WORK REQUEST
Each line holding the word "JSON" must appear in the answer, copied from the entries.
▼
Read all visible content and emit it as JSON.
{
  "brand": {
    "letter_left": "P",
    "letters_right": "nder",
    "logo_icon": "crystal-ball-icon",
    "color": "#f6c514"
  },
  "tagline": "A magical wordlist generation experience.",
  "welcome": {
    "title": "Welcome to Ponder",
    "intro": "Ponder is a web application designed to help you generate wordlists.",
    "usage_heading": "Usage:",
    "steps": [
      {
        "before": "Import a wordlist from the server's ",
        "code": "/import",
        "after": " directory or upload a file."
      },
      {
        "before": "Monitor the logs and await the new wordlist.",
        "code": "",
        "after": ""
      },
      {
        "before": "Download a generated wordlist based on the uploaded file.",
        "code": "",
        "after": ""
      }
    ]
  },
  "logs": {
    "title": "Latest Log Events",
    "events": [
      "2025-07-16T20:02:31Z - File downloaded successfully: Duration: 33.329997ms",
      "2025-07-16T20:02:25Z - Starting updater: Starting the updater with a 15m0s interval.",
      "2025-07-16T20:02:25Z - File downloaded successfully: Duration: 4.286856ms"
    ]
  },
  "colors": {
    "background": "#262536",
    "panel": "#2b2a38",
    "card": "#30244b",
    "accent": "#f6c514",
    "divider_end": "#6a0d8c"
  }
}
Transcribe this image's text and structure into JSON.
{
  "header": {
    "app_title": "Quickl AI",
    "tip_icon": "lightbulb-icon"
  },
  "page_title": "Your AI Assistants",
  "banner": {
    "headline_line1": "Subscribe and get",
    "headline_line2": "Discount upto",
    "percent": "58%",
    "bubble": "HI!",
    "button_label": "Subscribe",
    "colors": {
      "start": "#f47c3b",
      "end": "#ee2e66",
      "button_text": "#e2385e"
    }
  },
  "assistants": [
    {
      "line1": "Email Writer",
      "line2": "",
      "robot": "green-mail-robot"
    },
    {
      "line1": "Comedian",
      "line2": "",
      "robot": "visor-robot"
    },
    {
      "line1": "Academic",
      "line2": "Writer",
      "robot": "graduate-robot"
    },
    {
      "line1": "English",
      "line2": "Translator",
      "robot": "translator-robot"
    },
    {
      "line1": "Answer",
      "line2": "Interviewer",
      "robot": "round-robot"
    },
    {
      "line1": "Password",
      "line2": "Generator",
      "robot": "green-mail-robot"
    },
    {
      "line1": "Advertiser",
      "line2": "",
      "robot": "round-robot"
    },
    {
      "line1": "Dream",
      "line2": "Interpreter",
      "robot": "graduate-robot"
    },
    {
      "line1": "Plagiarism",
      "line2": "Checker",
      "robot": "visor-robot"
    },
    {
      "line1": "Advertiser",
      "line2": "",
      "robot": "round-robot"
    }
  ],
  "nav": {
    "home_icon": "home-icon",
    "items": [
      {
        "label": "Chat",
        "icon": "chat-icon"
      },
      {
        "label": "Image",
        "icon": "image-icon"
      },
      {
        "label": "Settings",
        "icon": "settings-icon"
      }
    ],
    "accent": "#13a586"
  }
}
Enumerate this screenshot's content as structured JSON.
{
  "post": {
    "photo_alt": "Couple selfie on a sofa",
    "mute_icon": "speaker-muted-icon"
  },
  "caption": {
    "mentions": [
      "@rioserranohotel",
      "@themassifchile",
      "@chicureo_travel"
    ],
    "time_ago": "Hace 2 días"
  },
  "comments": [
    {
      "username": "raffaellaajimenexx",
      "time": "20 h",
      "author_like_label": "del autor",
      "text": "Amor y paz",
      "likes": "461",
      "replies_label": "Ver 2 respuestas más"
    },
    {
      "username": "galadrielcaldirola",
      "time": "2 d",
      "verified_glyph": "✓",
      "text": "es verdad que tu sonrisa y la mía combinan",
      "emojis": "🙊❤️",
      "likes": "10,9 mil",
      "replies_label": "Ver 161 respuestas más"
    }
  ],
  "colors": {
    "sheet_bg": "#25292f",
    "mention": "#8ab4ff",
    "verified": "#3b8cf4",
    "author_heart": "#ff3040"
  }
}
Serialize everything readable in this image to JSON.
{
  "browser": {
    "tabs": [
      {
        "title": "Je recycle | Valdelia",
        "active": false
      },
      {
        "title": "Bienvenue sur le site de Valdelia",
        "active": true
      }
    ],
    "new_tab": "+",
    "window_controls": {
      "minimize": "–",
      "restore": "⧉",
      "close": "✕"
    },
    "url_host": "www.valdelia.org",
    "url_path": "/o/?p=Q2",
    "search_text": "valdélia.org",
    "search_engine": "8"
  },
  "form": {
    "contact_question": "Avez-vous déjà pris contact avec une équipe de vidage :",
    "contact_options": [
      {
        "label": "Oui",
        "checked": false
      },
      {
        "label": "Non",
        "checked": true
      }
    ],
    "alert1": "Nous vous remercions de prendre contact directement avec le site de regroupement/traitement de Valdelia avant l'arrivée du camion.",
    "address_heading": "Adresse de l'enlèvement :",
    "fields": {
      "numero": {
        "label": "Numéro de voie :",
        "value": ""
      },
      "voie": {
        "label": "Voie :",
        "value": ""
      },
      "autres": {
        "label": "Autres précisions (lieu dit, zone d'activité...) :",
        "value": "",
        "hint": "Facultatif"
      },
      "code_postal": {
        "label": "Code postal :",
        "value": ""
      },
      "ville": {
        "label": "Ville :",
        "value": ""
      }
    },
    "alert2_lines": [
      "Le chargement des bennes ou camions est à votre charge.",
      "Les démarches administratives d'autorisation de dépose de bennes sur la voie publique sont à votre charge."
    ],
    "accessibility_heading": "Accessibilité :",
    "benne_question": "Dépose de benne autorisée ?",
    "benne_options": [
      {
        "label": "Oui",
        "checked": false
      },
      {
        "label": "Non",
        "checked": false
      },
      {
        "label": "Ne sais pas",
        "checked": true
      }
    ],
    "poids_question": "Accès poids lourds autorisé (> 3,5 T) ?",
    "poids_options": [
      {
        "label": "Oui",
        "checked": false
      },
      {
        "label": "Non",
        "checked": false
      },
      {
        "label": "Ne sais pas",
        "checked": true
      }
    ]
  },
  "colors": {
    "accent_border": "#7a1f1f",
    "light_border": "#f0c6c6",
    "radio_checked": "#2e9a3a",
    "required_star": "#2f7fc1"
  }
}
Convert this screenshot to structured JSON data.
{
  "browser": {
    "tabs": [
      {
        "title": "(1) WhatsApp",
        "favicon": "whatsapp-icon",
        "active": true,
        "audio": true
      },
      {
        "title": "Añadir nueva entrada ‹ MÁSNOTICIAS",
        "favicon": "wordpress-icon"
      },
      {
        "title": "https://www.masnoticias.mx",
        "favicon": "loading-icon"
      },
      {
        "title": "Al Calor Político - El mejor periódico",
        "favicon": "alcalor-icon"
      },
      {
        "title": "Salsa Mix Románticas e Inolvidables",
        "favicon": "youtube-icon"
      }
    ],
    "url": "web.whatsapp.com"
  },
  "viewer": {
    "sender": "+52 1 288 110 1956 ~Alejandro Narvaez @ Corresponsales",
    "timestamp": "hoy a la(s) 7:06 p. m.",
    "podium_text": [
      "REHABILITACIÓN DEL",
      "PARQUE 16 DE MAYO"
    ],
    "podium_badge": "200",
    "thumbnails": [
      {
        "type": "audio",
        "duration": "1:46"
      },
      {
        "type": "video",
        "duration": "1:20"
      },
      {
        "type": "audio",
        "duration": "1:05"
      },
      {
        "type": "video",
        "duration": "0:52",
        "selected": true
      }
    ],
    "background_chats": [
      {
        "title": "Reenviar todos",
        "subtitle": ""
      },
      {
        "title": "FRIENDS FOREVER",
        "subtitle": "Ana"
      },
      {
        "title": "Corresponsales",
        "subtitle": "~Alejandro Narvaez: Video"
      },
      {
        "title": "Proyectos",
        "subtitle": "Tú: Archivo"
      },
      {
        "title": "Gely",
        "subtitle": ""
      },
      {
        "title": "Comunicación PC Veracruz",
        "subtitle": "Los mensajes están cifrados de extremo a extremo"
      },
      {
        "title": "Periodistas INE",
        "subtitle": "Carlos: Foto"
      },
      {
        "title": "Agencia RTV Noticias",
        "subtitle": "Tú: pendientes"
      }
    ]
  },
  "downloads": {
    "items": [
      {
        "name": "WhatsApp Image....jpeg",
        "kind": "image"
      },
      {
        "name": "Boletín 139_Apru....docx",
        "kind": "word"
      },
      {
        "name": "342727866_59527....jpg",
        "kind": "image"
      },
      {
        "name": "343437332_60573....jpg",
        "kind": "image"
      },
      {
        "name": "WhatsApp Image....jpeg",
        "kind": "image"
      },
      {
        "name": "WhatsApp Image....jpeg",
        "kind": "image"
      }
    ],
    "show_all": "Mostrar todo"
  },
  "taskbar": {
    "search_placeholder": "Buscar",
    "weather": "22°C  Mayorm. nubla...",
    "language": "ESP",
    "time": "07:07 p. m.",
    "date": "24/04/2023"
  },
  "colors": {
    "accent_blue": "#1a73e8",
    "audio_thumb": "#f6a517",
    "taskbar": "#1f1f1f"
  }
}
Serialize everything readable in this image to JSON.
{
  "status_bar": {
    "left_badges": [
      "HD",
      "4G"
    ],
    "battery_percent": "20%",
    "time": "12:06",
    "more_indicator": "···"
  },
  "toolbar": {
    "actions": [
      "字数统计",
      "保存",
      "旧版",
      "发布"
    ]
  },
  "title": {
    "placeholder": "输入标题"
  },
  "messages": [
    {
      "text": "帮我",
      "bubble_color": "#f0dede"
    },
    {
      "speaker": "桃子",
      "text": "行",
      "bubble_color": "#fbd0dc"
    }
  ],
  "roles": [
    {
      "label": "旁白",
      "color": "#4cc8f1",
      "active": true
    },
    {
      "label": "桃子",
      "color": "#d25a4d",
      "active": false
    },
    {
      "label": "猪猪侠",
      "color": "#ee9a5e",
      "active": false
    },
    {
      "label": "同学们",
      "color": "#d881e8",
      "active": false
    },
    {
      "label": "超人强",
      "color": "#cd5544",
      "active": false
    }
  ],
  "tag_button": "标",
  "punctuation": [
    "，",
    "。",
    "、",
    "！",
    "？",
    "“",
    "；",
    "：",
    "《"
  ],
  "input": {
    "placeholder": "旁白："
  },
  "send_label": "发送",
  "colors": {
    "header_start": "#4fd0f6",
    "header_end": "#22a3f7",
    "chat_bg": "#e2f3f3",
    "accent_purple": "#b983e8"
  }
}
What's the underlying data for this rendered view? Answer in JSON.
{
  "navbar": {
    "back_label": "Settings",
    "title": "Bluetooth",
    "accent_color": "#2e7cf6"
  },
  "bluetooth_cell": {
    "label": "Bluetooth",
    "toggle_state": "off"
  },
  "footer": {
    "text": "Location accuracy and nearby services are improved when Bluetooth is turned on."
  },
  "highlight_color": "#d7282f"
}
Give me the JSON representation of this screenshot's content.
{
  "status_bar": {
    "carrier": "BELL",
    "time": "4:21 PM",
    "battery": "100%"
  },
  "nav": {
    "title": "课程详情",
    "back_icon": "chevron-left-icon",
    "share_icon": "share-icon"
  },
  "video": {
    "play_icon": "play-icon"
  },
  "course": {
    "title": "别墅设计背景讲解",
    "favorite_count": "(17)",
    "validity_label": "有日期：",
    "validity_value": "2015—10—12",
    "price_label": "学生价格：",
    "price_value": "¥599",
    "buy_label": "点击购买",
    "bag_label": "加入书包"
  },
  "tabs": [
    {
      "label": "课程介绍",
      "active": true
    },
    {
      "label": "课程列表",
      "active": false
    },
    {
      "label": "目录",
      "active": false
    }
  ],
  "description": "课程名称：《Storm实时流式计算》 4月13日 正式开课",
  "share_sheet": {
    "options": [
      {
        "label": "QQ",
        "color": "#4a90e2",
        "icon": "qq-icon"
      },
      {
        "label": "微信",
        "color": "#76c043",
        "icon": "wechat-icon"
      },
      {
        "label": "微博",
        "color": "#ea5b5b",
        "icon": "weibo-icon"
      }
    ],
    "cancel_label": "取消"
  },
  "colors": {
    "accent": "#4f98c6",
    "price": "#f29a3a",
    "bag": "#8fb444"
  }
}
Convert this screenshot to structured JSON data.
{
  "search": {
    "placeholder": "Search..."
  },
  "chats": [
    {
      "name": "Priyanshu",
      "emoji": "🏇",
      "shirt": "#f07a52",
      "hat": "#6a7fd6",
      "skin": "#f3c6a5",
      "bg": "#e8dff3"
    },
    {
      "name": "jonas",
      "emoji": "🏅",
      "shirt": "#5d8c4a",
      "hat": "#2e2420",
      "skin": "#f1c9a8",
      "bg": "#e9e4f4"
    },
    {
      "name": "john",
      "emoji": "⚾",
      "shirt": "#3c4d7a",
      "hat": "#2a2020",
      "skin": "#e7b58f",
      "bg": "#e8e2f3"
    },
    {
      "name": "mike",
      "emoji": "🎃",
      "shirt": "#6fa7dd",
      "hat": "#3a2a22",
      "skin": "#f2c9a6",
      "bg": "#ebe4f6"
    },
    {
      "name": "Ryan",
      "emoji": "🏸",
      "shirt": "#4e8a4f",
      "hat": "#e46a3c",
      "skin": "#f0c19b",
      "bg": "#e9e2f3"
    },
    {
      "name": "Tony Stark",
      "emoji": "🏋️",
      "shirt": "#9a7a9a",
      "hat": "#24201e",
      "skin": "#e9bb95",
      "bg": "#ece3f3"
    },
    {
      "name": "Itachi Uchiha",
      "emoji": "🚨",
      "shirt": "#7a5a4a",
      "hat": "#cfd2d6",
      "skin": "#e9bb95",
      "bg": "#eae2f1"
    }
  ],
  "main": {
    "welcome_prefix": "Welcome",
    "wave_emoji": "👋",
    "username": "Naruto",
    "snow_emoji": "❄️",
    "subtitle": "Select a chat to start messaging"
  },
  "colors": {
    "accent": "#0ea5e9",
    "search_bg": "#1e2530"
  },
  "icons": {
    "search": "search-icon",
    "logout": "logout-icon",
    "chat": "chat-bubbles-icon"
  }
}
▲
ANSWER BOX
Read all visible content and emit it as JSON.
Transcribe this image's text and structure into JSON.
Enumerate this screenshot's content as structured JSON.
Serialize everything readable in this image to JSON.
Convert this screenshot to structured JSON data.
Serialize everything readable in this image to JSON.
What's the underlying data for this rendered view? Answer in JSON.
Give me the JSON representation of this screenshot's content.
Convert this screenshot to structured JSON data.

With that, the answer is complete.